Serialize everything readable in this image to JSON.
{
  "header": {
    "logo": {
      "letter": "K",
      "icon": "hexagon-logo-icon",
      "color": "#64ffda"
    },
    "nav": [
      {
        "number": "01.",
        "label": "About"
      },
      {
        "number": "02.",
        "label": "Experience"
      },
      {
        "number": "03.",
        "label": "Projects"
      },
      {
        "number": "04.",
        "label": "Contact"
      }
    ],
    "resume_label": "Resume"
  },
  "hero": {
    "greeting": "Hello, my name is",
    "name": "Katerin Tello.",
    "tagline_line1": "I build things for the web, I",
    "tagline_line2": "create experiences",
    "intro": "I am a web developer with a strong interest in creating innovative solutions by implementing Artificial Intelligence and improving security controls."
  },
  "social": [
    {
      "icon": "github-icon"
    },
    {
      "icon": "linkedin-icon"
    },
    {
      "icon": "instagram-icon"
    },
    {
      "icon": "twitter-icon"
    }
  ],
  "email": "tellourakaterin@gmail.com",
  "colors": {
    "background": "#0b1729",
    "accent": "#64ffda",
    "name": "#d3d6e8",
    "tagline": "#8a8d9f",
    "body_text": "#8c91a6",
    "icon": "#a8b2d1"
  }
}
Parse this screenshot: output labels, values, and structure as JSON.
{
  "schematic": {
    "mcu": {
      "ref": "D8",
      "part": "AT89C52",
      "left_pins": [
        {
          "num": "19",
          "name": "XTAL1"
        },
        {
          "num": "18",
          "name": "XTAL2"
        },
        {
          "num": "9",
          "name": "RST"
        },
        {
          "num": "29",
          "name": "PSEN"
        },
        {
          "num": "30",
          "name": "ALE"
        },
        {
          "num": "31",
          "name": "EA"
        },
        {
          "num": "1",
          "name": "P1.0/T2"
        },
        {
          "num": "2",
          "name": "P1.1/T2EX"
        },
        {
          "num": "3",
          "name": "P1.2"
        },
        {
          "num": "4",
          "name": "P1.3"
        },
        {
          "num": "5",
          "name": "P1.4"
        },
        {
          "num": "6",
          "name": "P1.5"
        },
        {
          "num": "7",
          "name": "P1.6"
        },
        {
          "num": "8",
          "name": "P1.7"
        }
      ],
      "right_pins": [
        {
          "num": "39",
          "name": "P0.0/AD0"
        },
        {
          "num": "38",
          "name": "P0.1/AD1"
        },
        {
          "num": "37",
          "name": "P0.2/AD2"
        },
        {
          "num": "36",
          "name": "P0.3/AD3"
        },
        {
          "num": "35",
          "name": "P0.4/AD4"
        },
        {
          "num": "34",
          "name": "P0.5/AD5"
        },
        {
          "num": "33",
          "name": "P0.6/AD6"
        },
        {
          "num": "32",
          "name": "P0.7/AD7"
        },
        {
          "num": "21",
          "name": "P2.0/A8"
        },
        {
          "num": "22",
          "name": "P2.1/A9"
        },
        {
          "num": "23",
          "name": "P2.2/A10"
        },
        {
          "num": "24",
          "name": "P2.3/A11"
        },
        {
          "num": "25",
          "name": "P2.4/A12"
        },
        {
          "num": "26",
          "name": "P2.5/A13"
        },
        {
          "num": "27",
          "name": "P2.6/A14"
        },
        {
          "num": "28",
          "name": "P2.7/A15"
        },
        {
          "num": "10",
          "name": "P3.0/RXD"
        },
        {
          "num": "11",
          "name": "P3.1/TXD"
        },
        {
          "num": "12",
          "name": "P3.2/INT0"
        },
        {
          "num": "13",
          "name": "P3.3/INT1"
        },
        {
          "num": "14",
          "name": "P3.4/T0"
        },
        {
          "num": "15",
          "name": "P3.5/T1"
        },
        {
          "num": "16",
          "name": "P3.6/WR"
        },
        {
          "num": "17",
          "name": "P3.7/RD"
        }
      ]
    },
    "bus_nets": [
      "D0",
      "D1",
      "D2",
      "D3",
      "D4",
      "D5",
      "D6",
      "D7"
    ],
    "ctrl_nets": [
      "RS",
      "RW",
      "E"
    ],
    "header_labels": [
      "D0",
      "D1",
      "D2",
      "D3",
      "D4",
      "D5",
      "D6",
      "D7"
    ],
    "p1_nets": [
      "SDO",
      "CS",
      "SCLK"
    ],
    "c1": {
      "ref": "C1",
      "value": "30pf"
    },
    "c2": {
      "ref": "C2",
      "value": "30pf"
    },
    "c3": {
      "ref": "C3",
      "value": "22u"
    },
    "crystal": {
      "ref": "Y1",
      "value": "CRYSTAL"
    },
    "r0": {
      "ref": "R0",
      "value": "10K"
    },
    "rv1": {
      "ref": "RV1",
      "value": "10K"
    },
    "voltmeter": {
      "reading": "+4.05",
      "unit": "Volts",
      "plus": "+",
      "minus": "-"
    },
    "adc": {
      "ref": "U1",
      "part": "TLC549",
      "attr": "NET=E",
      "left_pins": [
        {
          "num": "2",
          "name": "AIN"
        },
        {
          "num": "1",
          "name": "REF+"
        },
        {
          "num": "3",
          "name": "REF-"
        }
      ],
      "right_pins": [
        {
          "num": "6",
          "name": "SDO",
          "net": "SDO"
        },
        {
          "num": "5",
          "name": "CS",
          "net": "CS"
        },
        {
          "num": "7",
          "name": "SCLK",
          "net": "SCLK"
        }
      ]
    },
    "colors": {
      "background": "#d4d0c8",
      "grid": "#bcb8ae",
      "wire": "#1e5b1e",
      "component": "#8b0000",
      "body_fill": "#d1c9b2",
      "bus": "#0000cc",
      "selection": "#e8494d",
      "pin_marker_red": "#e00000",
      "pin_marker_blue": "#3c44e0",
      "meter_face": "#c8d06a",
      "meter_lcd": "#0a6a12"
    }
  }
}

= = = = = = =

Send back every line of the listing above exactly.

[Output for this exercise]:
Serialize everything readable in this image to JSON.
{
  "header": {
    "logo": {
      "letter": "K",
      "icon": "hexagon-logo-icon",
      "color": "#64ffda"
    },
    "nav": [
      {
        "number": "01.",
        "label": "About"
      },
      {
        "number": "02.",
        "label": "Experience"
      },
      {
        "number": "03.",
        "label": "Projects"
      },
      {
        "number": "04.",
        "label": "Contact"
      }
    ],
    "resume_label": "Resume"
  },
  "hero": {
    "greeting": "Hello, my name is",
    "name": "Katerin Tello.",
    "tagline_line1": "I build things for the web, I",
    "tagline_line2": "create experiences",
    "intro": "I am a web developer with a strong interest in creating innovative solutions by implementing Artificial Intelligence and improving security controls."
  },
  "social": [
    {
      "icon": "github-icon"
    },
    {
      "icon": "linkedin-icon"
    },
    {
      "icon": "instagram-icon"
    },
    {
      "icon": "twitter-icon"
    }
  ],
  "email": "tellourakaterin@gmail.com",
  "colors": {
    "background": "#0b1729",
    "accent": "#64ffda",
    "name": "#d3d6e8",
    "tagline": "#8a8d9f",
    "body_text": "#8c91a6",
    "icon": "#a8b2d1"
  }
}
Parse this screenshot: output labels, values, and structure as JSON.
{
  "schematic": {
    "mcu": {
      "ref": "D8",
      "part": "AT89C52",
      "left_pins": [
        {
          "num": "19",
          "name": "XTAL1"
        },
        {
          "num": "18",
          "name": "XTAL2"
        },
        {
          "num": "9",
          "name": "RST"
        },
        {
          "num": "29",
          "name": "PSEN"
        },
        {
          "num": "30",
          "name": "ALE"
        },
        {
          "num": "31",
          "name": "EA"
        },
        {
          "num": "1",
          "name": "P1.0/T2"
        },
        {
          "num": "2",
          "name": "P1.1/T2EX"
        },
        {
          "num": "3",
          "name": "P1.2"
        },
        {
          "num": "4",
          "name": "P1.3"
        },
        {
          "num": "5",
          "name": "P1.4"
        },
        {
          "num": "6",
          "name": "P1.5"
        },
        {
          "num": "7",
          "name": "P1.6"
        },
        {
          "num": "8",
          "name": "P1.7"
        }
      ],
      "right_pins": [
        {
          "num": "39",
          "name": "P0.0/AD0"
        },
        {
          "num": "38",
          "name": "P0.1/AD1"
        },
        {
          "num": "37",
          "name": "P0.2/AD2"
        },
        {
          "num": "36",
          "name": "P0.3/AD3"
        },
        {
          "num": "35",
          "name": "P0.4/AD4"
        },
        {
          "num": "34",
          "name": "P0.5/AD5"
        },
        {
          "num": "33",
          "name": "P0.6/AD6"
        },
        {
          "num": "32",
          "name": "P0.7/AD7"
        },
        {
          "num": "21",
          "name": "P2.0/A8"
        },
        {
          "num": "22",
          "name": "P2.1/A9"
        },
        {
          "num": "23",
          "name": "P2.2/A10"
        },
        {
          "num": "24",
          "name": "P2.3/A11"
        },
        {
          "num": "25",
          "name": "P2.4/A12"
        },
        {
          "num": "26",
          "name": "P2.5/A13"
        },
        {
          "num": "27",
          "name": "P2.6/A14"
        },
        {
          "num": "28",
          "name": "P2.7/A15"
        },
        {
          "num": "10",
          "name": "P3.0/RXD"
        },
        {
          "num": "11",
          "name": "P3.1/TXD"
        },
        {
          "num": "12",
          "name": "P3.2/INT0"
        },
        {
          "num": "13",
          "name": "P3.3/INT1"
        },
        {
          "num": "14",
          "name": "P3.4/T0"
        },
        {
          "num": "15",
          "name": "P3.5/T1"
        },
        {
          "num": "16",
          "name": "P3.6/WR"
        },
        {
          "num": "17",
          "name": "P3.7/RD"
        }
      ]
    },
    "bus_nets": [
      "D0",
      "D1",
      "D2",
      "D3",
      "D4",
      "D5",
      "D6",
      "D7"
    ],
    "ctrl_nets": [
      "RS",
      "RW",
      "E"
    ],
    "header_labels": [
      "D0",
      "D1",
      "D2",
      "D3",
      "D4",
      "D5",
      "D6",
      "D7"
    ],
    "p1_nets": [
      "SDO",
      "CS",
      "SCLK"
    ],
    "c1": {
      "ref": "C1",
      "value": "30pf"
    },
    "c2": {
      "ref": "C2",
      "value": "30pf"
    },
    "c3": {
      "ref": "C3",
      "value": "22u"
    },
    "crystal": {
      "ref": "Y1",
      "value": "CRYSTAL"
    },
    "r0": {
      "ref": "R0",
      "value": "10K"
    },
    "rv1": {
      "ref": "RV1",
      "value": "10K"
    },
    "voltmeter": {
      "reading": "+4.05",
      "unit": "Volts",
      "plus": "+",
      "minus": "-"
    },
    "adc": {
      "ref": "U1",
      "part": "TLC549",
      "attr": "NET=E",
      "left_pins": [
        {
          "num": "2",
          "name": "AIN"
        },
        {
          "num": "1",
          "name": "REF+"
        },
        {
          "num": "3",
          "name": "REF-"
        }
      ],
      "right_pins": [
        {
          "num": "6",
          "name": "SDO",
          "net": "SDO"
        },
        {
          "num": "5",
          "name": "CS",
          "net": "CS"
        },
        {
          "num": "7",
          "name": "SCLK",
          "net": "SCLK"
        }
      ]
    },
    "colors": {
      "background": "#d4d0c8",
      "grid": "#bcb8ae",
      "wire": "#1e5b1e",
      "component": "#8b0000",
      "body_fill": "#d1c9b2",
      "bus": "#0000cc",
      "selection": "#e8494d",
      "pin_marker_red": "#e00000",
      "pin_marker_blue": "#3c44e0",
      "meter_face": "#c8d06a",
      "meter_lcd": "#0a6a12"
    }
  }
}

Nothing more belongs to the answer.